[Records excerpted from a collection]
+===+
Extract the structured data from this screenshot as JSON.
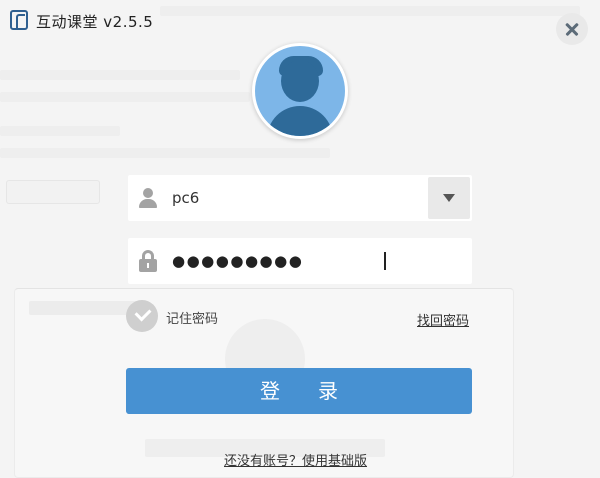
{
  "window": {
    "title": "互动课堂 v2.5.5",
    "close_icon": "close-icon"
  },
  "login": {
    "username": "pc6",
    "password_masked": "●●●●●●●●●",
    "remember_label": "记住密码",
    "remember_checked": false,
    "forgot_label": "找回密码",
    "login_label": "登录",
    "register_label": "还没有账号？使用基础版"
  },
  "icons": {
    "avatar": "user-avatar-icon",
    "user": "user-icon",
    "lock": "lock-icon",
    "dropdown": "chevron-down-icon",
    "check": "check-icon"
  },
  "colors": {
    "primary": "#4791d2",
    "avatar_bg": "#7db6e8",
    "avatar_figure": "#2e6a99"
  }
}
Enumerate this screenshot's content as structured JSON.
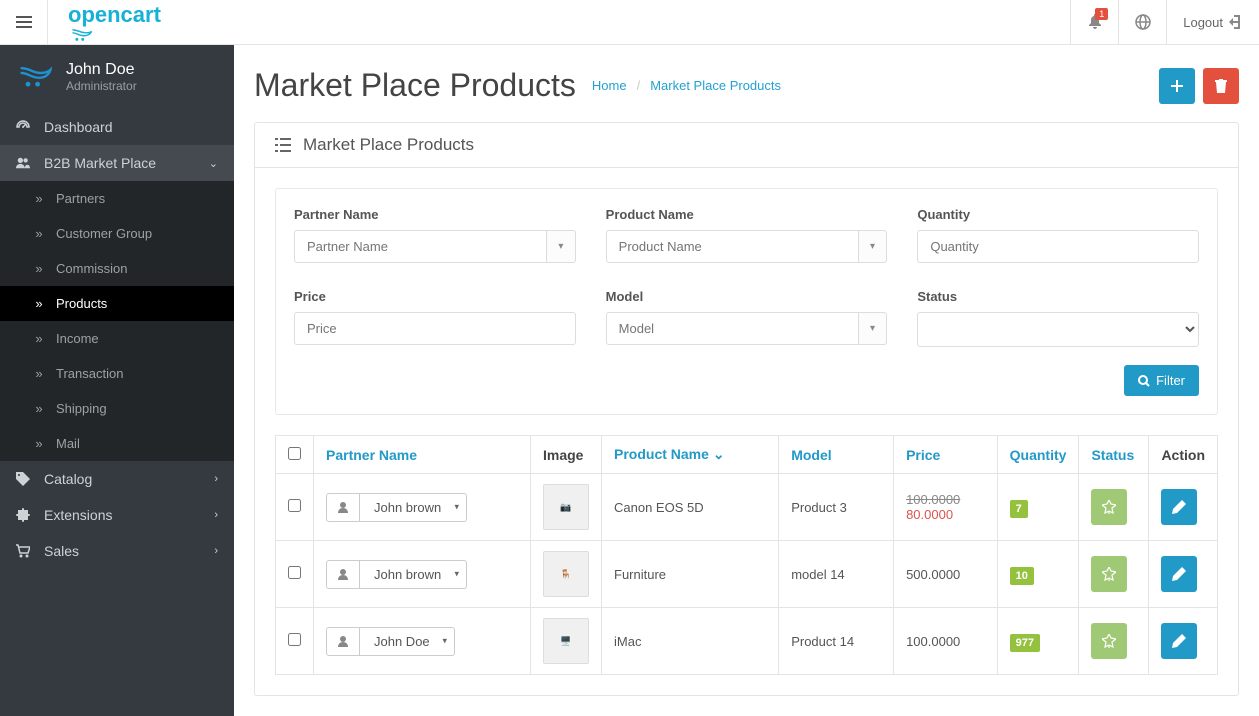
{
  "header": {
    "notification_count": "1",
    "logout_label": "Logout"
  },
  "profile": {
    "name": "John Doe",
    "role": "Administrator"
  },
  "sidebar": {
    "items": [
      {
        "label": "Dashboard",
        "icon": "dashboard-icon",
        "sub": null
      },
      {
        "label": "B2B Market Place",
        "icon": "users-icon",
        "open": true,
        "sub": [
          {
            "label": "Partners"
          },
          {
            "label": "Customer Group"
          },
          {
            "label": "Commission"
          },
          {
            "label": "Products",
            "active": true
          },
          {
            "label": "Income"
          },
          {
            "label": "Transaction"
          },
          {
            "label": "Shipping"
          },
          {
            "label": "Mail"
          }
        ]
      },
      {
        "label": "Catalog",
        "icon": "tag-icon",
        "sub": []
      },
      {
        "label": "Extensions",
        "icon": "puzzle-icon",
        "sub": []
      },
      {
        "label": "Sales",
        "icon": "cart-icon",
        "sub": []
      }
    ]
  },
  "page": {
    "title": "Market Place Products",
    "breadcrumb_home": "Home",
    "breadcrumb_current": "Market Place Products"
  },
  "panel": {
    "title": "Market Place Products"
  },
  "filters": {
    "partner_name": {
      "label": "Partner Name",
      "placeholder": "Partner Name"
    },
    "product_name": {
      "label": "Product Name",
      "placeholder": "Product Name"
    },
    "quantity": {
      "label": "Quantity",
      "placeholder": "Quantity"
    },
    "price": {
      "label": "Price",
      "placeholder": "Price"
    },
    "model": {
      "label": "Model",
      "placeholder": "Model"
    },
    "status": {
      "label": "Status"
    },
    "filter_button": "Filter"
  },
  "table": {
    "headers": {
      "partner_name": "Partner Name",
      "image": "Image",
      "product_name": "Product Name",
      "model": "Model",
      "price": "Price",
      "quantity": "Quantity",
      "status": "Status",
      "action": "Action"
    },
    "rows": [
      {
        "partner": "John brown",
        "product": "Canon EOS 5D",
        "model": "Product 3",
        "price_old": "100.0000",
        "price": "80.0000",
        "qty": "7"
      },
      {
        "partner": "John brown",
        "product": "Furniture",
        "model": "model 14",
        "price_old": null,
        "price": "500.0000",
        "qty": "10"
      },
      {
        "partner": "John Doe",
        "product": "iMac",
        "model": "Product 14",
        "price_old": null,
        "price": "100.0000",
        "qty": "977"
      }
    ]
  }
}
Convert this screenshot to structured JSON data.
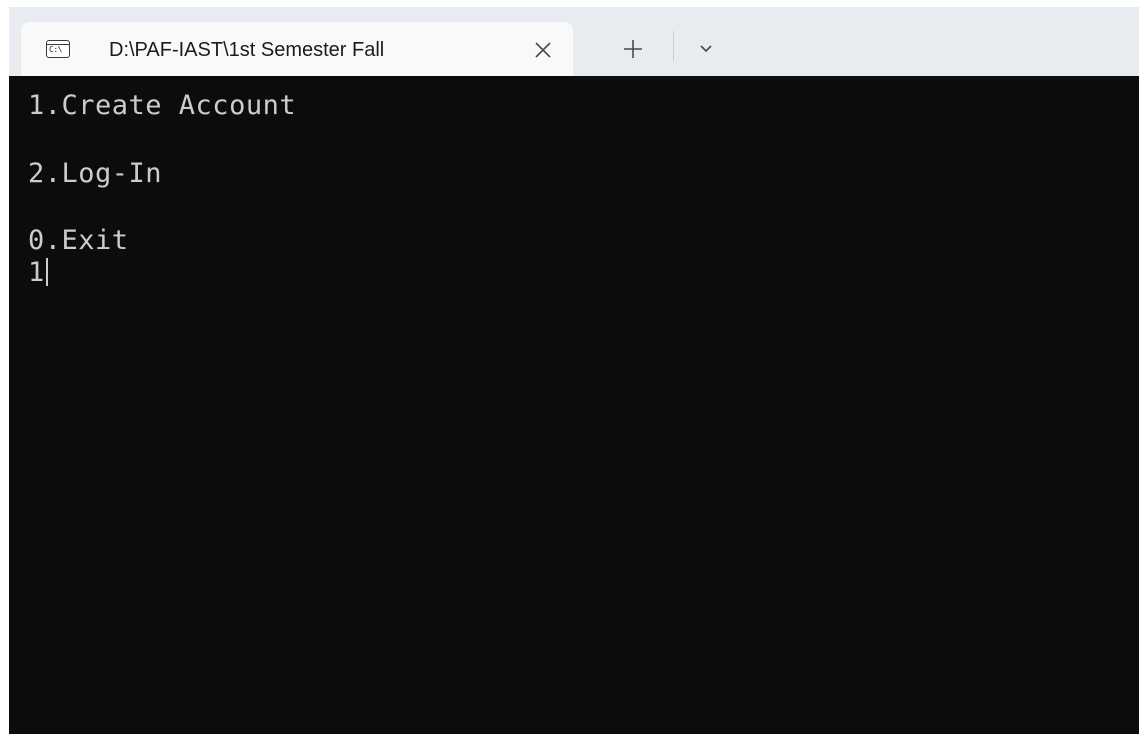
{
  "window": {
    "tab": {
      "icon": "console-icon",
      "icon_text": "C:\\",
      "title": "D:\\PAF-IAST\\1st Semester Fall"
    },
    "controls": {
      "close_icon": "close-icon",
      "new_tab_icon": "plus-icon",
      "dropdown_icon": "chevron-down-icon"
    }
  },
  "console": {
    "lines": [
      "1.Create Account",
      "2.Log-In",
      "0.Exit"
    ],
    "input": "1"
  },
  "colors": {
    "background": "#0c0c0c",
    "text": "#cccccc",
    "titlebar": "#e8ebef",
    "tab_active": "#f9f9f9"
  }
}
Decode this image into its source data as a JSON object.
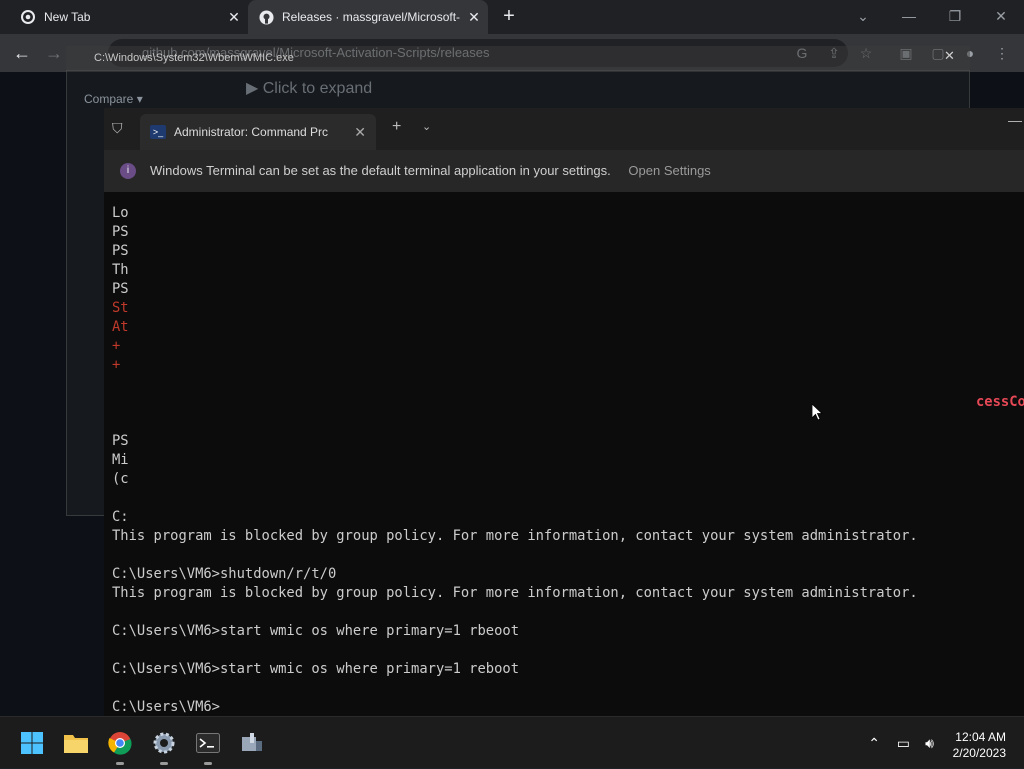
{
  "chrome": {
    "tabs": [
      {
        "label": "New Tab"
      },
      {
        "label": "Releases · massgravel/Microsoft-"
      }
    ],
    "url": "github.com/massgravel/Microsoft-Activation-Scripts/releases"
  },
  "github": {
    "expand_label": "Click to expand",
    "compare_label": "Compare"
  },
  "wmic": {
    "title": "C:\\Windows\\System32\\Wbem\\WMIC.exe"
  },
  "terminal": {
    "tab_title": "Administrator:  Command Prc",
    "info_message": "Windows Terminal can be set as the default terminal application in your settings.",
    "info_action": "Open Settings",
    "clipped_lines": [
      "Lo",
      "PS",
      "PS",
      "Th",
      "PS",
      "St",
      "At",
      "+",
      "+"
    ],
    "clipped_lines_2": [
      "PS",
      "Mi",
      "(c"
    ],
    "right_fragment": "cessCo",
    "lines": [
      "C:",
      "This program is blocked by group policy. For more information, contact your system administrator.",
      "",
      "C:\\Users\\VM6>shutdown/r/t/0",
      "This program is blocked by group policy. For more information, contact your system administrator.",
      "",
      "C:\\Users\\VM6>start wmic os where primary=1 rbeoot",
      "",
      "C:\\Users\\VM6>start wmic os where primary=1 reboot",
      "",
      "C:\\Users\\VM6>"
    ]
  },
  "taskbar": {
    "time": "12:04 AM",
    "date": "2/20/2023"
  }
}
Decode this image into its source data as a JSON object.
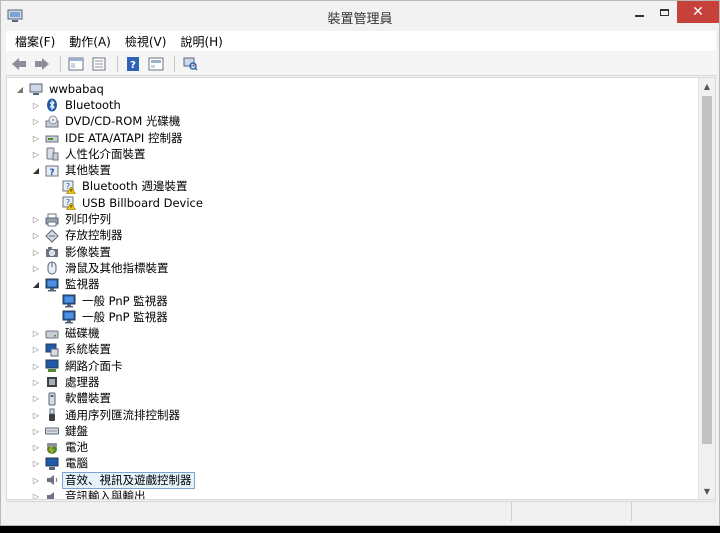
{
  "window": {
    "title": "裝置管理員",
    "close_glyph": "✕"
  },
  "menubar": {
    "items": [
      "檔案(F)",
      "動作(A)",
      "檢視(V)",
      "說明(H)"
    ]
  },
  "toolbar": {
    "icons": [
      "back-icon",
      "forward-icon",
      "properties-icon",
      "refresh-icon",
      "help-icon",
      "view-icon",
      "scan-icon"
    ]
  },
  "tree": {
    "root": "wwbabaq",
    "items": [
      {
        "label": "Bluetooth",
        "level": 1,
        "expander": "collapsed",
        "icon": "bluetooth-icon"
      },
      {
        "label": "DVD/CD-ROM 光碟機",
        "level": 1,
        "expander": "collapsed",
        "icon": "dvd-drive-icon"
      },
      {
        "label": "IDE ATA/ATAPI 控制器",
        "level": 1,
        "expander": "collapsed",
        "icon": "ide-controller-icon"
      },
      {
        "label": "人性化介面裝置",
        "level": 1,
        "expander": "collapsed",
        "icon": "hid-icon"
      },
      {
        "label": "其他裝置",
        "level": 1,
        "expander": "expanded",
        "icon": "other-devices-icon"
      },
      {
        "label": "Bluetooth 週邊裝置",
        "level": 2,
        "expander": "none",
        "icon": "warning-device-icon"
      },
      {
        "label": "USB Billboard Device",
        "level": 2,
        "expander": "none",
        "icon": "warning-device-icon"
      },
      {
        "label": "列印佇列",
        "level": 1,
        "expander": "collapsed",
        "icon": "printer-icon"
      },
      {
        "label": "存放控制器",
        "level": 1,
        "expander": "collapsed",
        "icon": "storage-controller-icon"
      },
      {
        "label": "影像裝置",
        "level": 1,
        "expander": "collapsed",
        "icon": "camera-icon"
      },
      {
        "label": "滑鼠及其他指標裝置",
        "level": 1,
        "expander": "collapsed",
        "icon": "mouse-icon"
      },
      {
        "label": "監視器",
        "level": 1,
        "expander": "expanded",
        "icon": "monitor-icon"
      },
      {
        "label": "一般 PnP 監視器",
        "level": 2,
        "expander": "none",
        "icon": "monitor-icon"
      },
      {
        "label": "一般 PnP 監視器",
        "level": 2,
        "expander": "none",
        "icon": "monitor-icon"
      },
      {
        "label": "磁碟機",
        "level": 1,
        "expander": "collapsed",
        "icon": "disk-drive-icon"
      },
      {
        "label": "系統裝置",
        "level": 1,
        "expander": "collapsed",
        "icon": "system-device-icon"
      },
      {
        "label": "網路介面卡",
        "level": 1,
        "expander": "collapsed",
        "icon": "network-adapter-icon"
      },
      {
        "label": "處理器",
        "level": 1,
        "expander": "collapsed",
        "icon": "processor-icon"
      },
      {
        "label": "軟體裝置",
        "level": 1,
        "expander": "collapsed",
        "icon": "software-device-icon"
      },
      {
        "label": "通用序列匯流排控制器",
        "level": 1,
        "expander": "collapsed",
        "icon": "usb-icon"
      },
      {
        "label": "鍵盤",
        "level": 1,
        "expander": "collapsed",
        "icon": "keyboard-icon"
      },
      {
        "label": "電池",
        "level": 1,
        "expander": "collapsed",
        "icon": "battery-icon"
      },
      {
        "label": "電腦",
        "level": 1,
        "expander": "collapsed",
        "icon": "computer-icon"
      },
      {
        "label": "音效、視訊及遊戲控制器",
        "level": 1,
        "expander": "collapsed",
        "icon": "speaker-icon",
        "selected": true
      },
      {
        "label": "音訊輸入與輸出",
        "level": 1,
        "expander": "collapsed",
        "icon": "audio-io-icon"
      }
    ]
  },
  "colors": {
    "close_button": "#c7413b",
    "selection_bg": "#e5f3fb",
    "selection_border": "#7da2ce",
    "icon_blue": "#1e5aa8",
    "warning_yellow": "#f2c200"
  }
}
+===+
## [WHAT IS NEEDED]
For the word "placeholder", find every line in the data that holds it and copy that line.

## [ANSWER BOX]
      "placeholder": "Partner Name"
      "placeholder": "Product Name"
      "placeholder": "Quantity"
      "placeholder": "Price"
      "placeholder": "Model"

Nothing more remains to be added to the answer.